Challenges towards Exascale Computing

Performance, Productivity and Programmability: The Coming of Age of FPGA Code Accelerators

Walid A. Najjar (University of California, Riverside)

Abstract:

A large number of studies have repeatedly demonstrated the ability of FPGA accelerators to achieve one to four orders of magnitude speed-ups over software execution. This is due to (1) the elimination of the overhead endemic in the stored program model (load, store and control instructions), (2) the deployment of large scale operation, loop and thread parallelism, and (3) customized pipelined data-paths supporting data reuse and variable bit width data. However, their poor programmability continue to be the main obstacle to their wider adoption. ROCCC (Riverside Optimizing Compiler for Configurable Computing) is an innovative C to VHDL compilation framework specifically focused on FPGA-based code acceleration. Its focus is on extensive and unique loop analysis techniques to implement advanced compile time transformations and optimizations aimed at generating an efficient circuit from a loop nest.
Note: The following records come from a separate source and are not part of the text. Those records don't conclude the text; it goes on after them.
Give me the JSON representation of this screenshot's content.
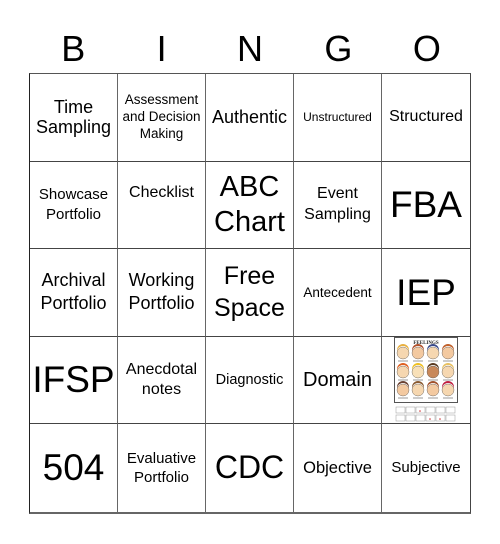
{
  "header": {
    "letters": [
      "B",
      "I",
      "N",
      "G",
      "O"
    ]
  },
  "cells": [
    {
      "text": "Time Sampling"
    },
    {
      "text": "Assessment and Decision Making"
    },
    {
      "text": "Authentic"
    },
    {
      "text": "Unstructured"
    },
    {
      "text": "Structured"
    },
    {
      "text": "Showcase Portfolio"
    },
    {
      "text": "Checklist"
    },
    {
      "text": "ABC Chart"
    },
    {
      "text": "Event Sampling"
    },
    {
      "text": "FBA"
    },
    {
      "text": "Archival Portfolio"
    },
    {
      "text": "Working Portfolio"
    },
    {
      "text": "Free Space"
    },
    {
      "text": "Antecedent"
    },
    {
      "text": "IEP"
    },
    {
      "text": "IFSP"
    },
    {
      "text": "Anecdotal notes"
    },
    {
      "text": "Diagnostic"
    },
    {
      "text": "Domain"
    },
    {
      "image": "feelings-chart",
      "image_title": "FEELINGS"
    },
    {
      "text": "504"
    },
    {
      "text": "Evaluative Portfolio"
    },
    {
      "text": "CDC"
    },
    {
      "text": "Objective"
    },
    {
      "text": "Subjective"
    }
  ]
}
ROCCC 2.0 goes a step further in bridging the gap between the temporal programming model inherent in C and the spatial programming model specific to hardware by supporting a bottom-up modular design approach and the reuse of existing codes while maintaining full compatibility with C. Existing C, VHDL and netlist modules can be imported into C source codes. ROCCC 2.0 is a free and open source tool that has been ported to a variety of platforms including the Convey Computers HC-1 and FPGA boards from Pico Computing. Applications developed with ROCCC, including image processing, computer vision, bioinformatics and data mining, have been shown to achieve two to four orders of magnitude speed-up over CPUs.

Bio:

Walid A. Najjar is a Professor in the Department of Computer Science and Engineering at the University of California Riverside. His research interests are in the fields of computer architecture and compiler optimizations, embedded systems and sensor networks. Lately, he has been very active in the area of compilation for FPGA-based code acceleration and reconfigurable computing. NSF, DARPA and various industry sponsors have supported his research.
Walid received a B.E. in Electrical Engineering from the American University of Beirut in 1979 and the M.S. and Ph.D. in Computer Engineering from the University of Southern California in 1985 and 1988 respectively. From 1989 to 2000 he was on the faculty of the Department of Computer Science at Colorado State University, before that with the USC-Information Sciences Institute. He currently serves as Associate Editor for IEEE Transactions on Computers and IEEE Computer Architecture Letters and has served on the program committees for a number of leading conferences. He was a recipient of the IBM Faculty Award and was elected Fellow of the IEEE and the AAAS.